■ **DESCRIPTION OF THE TASK**
Print all of the entries exactly, minus the pictures.

■ **Items listed in a dataset**
┌──

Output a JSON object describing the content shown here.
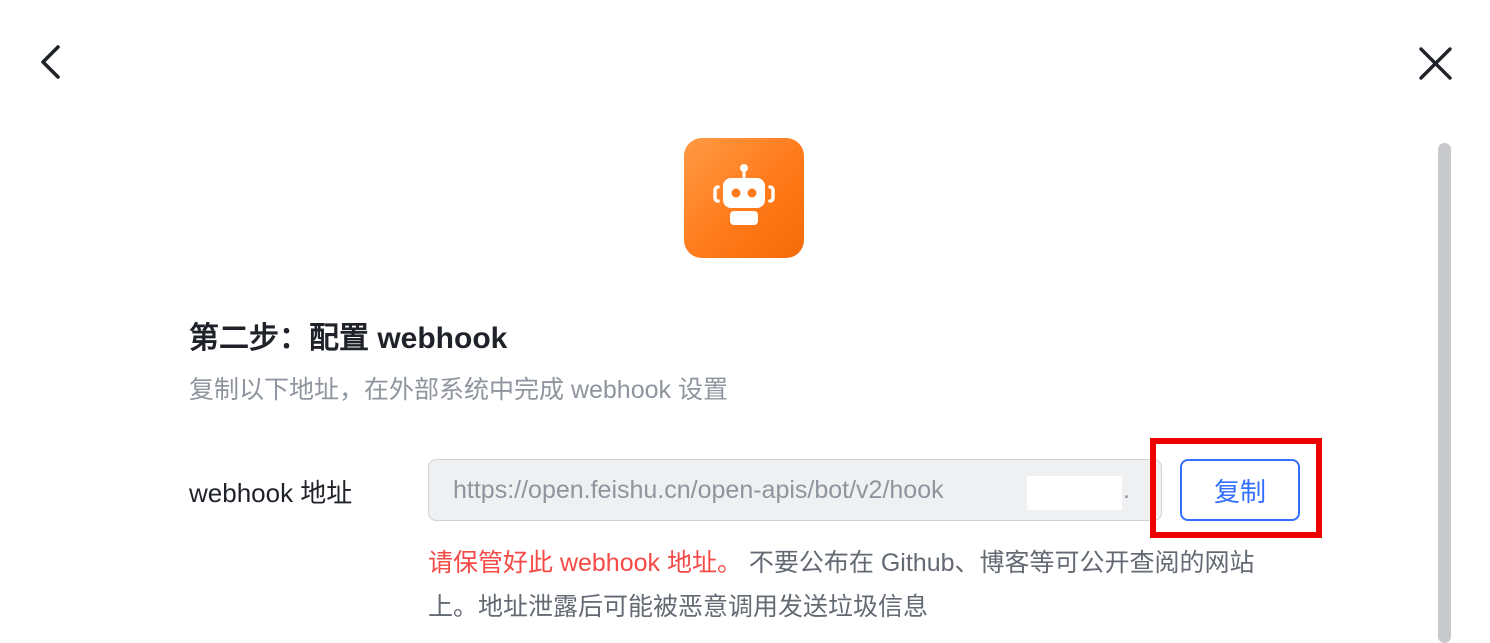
{
  "header": {
    "back_icon": "chevron-left-icon",
    "close_icon": "close-icon"
  },
  "bot": {
    "icon": "robot-icon",
    "colors": {
      "gradient_start": "#ff9a44",
      "gradient_end": "#f56a0a"
    }
  },
  "step": {
    "title": "第二步：配置 webhook",
    "description": "复制以下地址，在外部系统中完成 webhook 设置"
  },
  "webhook": {
    "label": "webhook 地址",
    "url_visible": "https://open.feishu.cn/open-apis/bot/v2/hook",
    "url_trailing": ".",
    "copy_label": "复制"
  },
  "warning": {
    "emphasis": "请保管好此 webhook 地址。",
    "text": " 不要公布在 Github、博客等可公开查阅的网站上。地址泄露后可能被恶意调用发送垃圾信息"
  },
  "colors": {
    "accent": "#3370ff",
    "warning_red": "#f54a45",
    "highlight_frame": "#ee0000"
  }
}
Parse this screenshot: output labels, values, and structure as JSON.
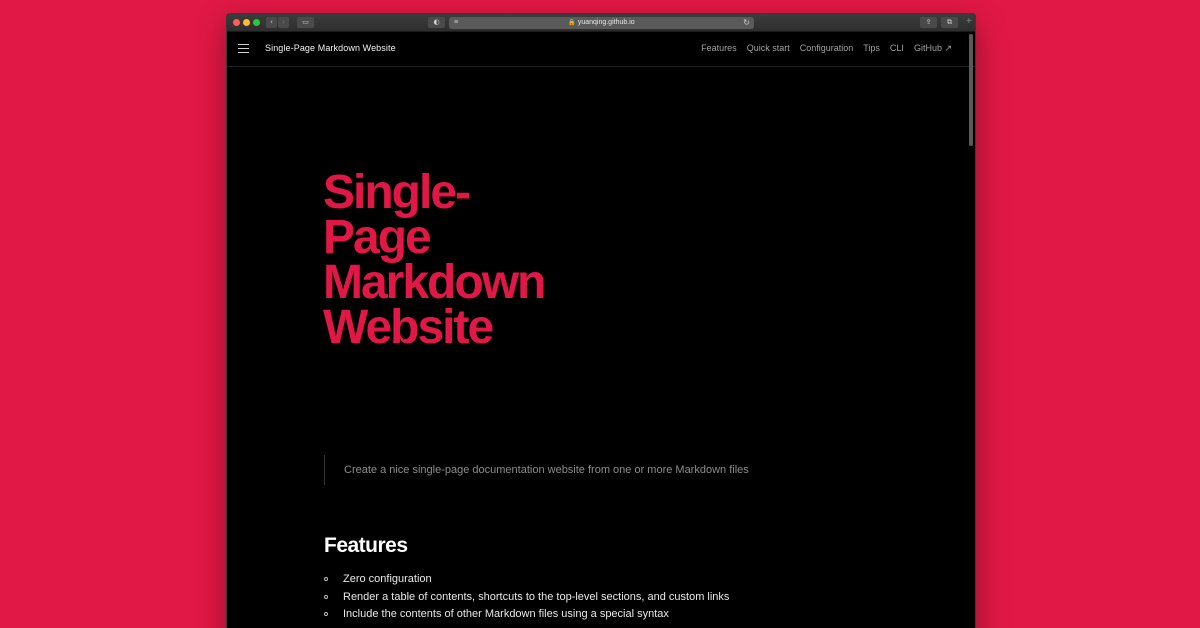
{
  "browser": {
    "url": "yuanqing.github.io"
  },
  "nav": {
    "site_title": "Single-Page Markdown Website",
    "links": [
      "Features",
      "Quick start",
      "Configuration",
      "Tips",
      "CLI",
      "GitHub ↗"
    ]
  },
  "hero": {
    "lines": [
      "Single-",
      "Page",
      "Markdown",
      "Website"
    ]
  },
  "subtitle": "Create a nice single-page documentation website from one or more Markdown files",
  "features": {
    "heading": "Features",
    "items": [
      "Zero configuration",
      "Render a table of contents, shortcuts to the top-level sections, and custom links",
      "Include the contents of other Markdown files using a special syntax"
    ]
  },
  "colors": {
    "brand": "#e11845",
    "background": "#000000"
  }
}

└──

■ **SOLUTION FOR THIS PROBLEM**
Output a JSON object describing the content shown here.
{
  "header": {
    "back_icon": "chevron-left-icon",
    "close_icon": "close-icon"
  },
  "bot": {
    "icon": "robot-icon",
    "colors": {
      "gradient_start": "#ff9a44",
      "gradient_end": "#f56a0a"
    }
  },
  "step": {
    "title": "第二步：配置 webhook",
    "description": "复制以下地址，在外部系统中完成 webhook 设置"
  },
  "webhook": {
    "label": "webhook 地址",
    "url_visible": "https://open.feishu.cn/open-apis/bot/v2/hook",
    "url_trailing": ".",
    "copy_label": "复制"
  },
  "warning": {
    "emphasis": "请保管好此 webhook 地址。",
    "text": " 不要公布在 Github、博客等可公开查阅的网站上。地址泄露后可能被恶意调用发送垃圾信息"
  },
  "colors": {
    "accent": "#3370ff",
    "warning_red": "#f54a45",
    "highlight_frame": "#ee0000"
  }
}
Parse this screenshot: output labels, values, and structure as JSON.
{
  "browser": {
    "url": "yuanqing.github.io"
  },
  "nav": {
    "site_title": "Single-Page Markdown Website",
    "links": [
      "Features",
      "Quick start",
      "Configuration",
      "Tips",
      "CLI",
      "GitHub ↗"
    ]
  },
  "hero": {
    "lines": [
      "Single-",
      "Page",
      "Markdown",
      "Website"
    ]
  },
  "subtitle": "Create a nice single-page documentation website from one or more Markdown files",
  "features": {
    "heading": "Features",
    "items": [
      "Zero configuration",
      "Render a table of contents, shortcuts to the top-level sections, and custom links",
      "Include the contents of other Markdown files using a special syntax"
    ]
  },
  "colors": {
    "brand": "#e11845",
    "background": "#000000"
  }
}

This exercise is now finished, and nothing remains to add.